There are many service providers that offer to help startups with attracting investors, colloquially referred to as “finders.”
While they prefer to be called business brokers or consultants, most finders are either CPAs, insurance brokers, retired executives, or former entrepreneurs. They mostly operate in the Angel landscape, targeting deals between $100K to $2M.
Typically, they will either require a large retainer, an upfront fee, a percentage of capital raised, or some combination of all three.
The service they provide ranges from screening investors and setup meetings to developing a list of high-net-worth prospects for entrepreneurs to call on.

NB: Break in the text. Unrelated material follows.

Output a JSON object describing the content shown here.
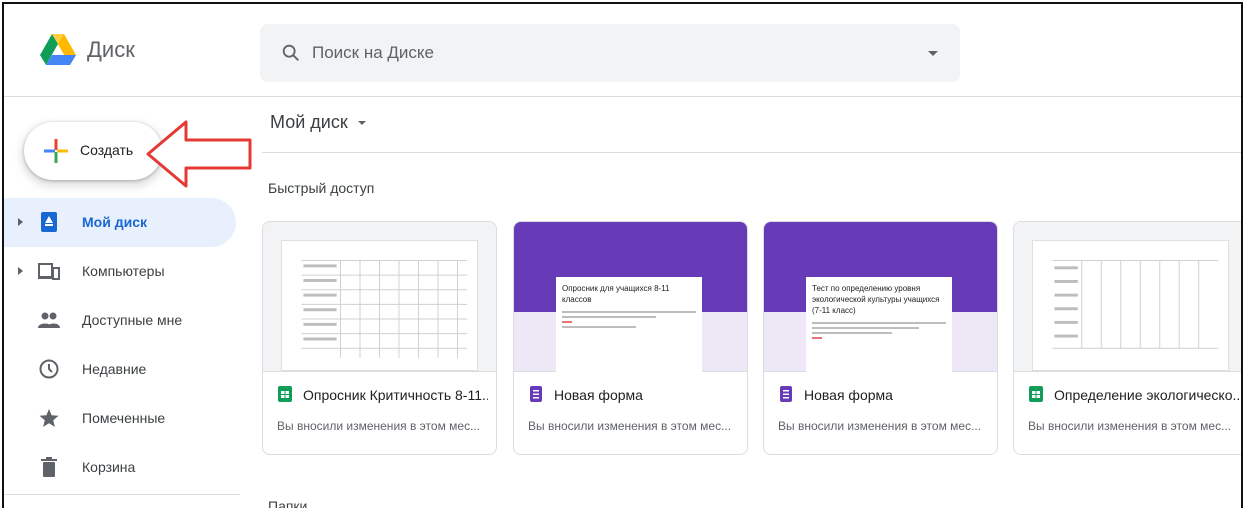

Unfortunately, there is a lot of controversy when working with finders. First, a sizeable majority of finders are not actually licensed as a securities broker by FINRA and are therefore in violation of federal and state security laws, whether they know it or not. Second, many finders are not capable of delivering on their promises or simply disappear as soon as you hand them a retainer check.
How This Affects You:
The issue that Startups face when working with unlicensed finders is that their legal problems can quickly spread to the startup as well. Payments to an unlawful finders can cause an entire transaction to violate securities law, giving investors a right to undo the deal as well as sue the Startup for damages.
Even if an investor does not undo the deal, these unlawful transactions can come back to haunt the company if and when the company decides to sell or go public as it may be forced to disclose the violations, thereby jeopardizing the pending deal. On the other hand, working with less than honest finders will clearly be a waste of time and money.
Retain a good corporate securities attorney before you engage with a finder. Your securities attorney should be able to:
A) help you understand the full scope of risk of using finders in financing transactions.
B) help you verify that your potential finder is licensed with FINRA and your local state’s regulators.
C) ensure that your finder does not have any substantial complaints against them.